I make eye contact and ask, “What genre do you like to read?”

In most instances the person will move closer to my table and say something like: I only read non-fiction, I read thrillers or mysteries, I read motivational books, I read any nice book, etc.

They have no idea of the great chance they’ve accorded me to talk about books. Below are some of my responses:

I read only non-fiction books

To anyone who says they read only non-fiction books, I ask, “Which speciality in non-fiction do you read?”

Their response would be something like, “I read science books, engineering books, etc.” I ask, “Have you tried science-fiction, you might find the science part in the books to be of interest.”

This is where your expertise in non-verbal communication comes in, capture what their body language says, to determine what you say next.

Give me a mystery book, any day

Did they just throw me into an unknown world? No, because I read thrillers and mysteries, so I say, “I enjoy the chase in thrillers, I like to solve mysteries before I finish a book. What are you reading currently?”

There are times when our discussions have drawn people passing by into an instant group of book lovers. One time, some lady told me, “I have read mysteries set in Africa, McCall Smith.”

I asked, “The No.1 Ladies Detective Agency? I have read the whole series, and I have met the author, he signed some of my books.

We made an instant friendship when the lady told me she too attended McCall’s talk when he visited our city in 2015.

What about those who say they read only Christian books?

Several elderly women have told me, “I like to read Christian books.”

To such book lovers, I say something like, “I have read some Christian romance, I like the way the authors use the concept of forgiveness in stories where one person is hesitant to pursue friendship with the other because of something they did in the past.The writer will use the two people to show that human beings do make mistakes, show remorse, are forgiven and the two have a happy ending.”

How did I score on that answer?

I prefer personal/self-development books

Those who say they prefer personal development books provide me a chance to draw them back to my books. I pick up Ignited by Education and provide a gist into the journey of Sophia after she completes her bachelor’s education and getting into the world of employment, marriage and family life. Born into a poverty-stricken family, how does Sophia embrace the inherent challenges and opportunities as an educated career woman?

Next, I pick a copy of A Nanny for the CEO and explain that it’s got elements of self-development – Angela getting pregnant at eighteen, her determination to take care of her baby while not losing her lifelong dream of a university education.
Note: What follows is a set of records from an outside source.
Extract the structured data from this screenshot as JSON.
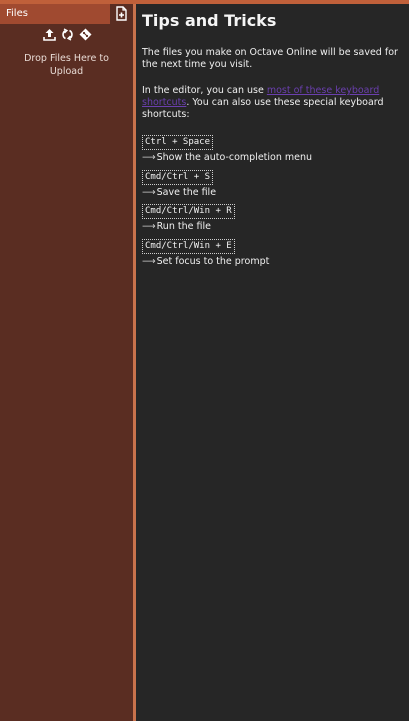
{
  "sidebar": {
    "header_label": "Files",
    "drop_text": "Drop Files Here to Upload",
    "icons": [
      "new-file-icon",
      "upload-icon",
      "refresh-icon",
      "git-icon"
    ]
  },
  "main": {
    "title": "Tips and Tricks",
    "intro": "The files you make on Octave Online will be saved for the next time you visit.",
    "editor_prefix": "In the editor, you can use ",
    "editor_link": "most of these keyboard shortcuts",
    "editor_suffix": ". You can also use these special keyboard shortcuts:",
    "shortcuts": [
      {
        "keys": "Ctrl + Space",
        "arrow": "⟶",
        "desc": "Show the auto-completion menu"
      },
      {
        "keys": "Cmd/Ctrl + S",
        "arrow": "⟶",
        "desc": "Save the file"
      },
      {
        "keys": "Cmd/Ctrl/Win + R",
        "arrow": "⟶",
        "desc": "Run the file"
      },
      {
        "keys": "Cmd/Ctrl/Win + E",
        "arrow": "⟶",
        "desc": "Set focus to the prompt"
      }
    ]
  },
  "colors": {
    "sidebar_bg": "#5a2d22",
    "sidebar_header_bg": "#a04a30",
    "accent": "#c8724c",
    "main_bg": "#262626",
    "link": "#6a3fae"
  }
}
A focus on my books has also led to a wider discussion on gender and African women’s participation in business enterprises.

You could ask me, did the gurus not say we should be focused?
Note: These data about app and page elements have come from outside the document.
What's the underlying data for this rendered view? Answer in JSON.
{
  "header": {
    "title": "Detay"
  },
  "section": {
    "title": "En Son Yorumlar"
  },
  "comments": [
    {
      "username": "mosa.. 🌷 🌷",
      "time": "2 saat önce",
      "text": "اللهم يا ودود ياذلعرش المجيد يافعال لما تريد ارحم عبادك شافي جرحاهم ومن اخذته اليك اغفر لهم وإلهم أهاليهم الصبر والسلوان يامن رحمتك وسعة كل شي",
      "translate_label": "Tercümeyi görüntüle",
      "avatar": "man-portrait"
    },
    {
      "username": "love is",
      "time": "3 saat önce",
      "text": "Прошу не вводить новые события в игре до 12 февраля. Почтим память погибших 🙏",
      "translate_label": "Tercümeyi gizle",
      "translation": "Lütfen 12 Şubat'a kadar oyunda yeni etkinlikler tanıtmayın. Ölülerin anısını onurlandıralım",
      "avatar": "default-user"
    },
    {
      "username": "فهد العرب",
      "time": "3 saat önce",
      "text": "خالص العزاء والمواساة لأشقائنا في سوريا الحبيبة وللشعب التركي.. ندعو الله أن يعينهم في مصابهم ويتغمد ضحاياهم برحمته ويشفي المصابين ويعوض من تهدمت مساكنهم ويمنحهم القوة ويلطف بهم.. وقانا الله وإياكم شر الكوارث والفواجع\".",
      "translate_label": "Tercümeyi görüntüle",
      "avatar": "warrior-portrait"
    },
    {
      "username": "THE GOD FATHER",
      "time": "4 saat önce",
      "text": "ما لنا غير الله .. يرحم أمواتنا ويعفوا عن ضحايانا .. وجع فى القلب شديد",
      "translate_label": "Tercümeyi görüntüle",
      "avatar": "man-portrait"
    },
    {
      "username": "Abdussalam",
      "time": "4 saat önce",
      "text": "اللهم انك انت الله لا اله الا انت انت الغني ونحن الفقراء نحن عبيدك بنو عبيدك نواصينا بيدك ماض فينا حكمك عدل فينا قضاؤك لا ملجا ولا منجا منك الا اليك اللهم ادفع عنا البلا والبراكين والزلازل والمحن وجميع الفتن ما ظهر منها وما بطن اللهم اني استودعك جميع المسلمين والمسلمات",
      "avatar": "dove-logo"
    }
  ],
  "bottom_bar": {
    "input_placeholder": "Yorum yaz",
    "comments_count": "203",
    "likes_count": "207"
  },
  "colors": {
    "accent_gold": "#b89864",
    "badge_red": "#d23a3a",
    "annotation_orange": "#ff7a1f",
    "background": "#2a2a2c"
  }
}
Did I just lose a sale by engaging readers out of my genre?

  1. Not really. I like to see/hear the excitement as readers talk about books, whatever the genre. I get a chance to recommend great books I have read in other genres – last week I had to search Amazon and show someone a mystery thriller I have read and recommended for them to try out.

  2. It would be boring to spend six hours talking only about my books – don’t chefs like to eat food items prepared by other speciality chefs?
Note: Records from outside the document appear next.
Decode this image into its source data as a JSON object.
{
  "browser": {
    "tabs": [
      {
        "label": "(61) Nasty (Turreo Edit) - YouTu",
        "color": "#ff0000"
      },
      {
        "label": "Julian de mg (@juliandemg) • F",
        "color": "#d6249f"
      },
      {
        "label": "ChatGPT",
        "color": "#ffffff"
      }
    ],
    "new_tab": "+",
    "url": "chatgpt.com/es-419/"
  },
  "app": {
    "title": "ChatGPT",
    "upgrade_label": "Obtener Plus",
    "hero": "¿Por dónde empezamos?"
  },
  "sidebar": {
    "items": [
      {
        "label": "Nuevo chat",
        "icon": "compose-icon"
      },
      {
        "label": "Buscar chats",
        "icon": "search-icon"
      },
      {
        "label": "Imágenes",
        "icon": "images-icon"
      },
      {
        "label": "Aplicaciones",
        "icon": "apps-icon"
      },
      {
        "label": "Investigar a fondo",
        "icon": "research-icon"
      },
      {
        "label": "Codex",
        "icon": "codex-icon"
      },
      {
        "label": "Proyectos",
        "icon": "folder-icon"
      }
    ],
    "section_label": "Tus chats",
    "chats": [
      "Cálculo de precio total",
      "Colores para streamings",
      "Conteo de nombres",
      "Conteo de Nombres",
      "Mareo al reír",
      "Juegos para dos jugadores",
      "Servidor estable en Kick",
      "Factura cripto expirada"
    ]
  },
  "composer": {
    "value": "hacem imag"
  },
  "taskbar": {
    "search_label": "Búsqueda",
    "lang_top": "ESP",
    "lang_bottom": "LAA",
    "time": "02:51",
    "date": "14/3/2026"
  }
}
  3. Some of those who declare their genre would benefit from exposure to other genres. I have had instances where such “genre-tied readers” end up buying my books because of the stories I focus on, the journey of the African girl-child.

  4. Who said I will not add new genres to my future book-writing adventure? I can now reveal that I have a 2017 draft book - a crime mystery with a female sleuth. Stay tuned.

  5. Reading widely takes me to places I would never afford the time or money to visit. You now know the tours you’ve missed by not reading that book.

What has been your encounter like, with readers who prefer genres different from yours? How would you feel suggesting books by other writers? I am interested to read about your experience.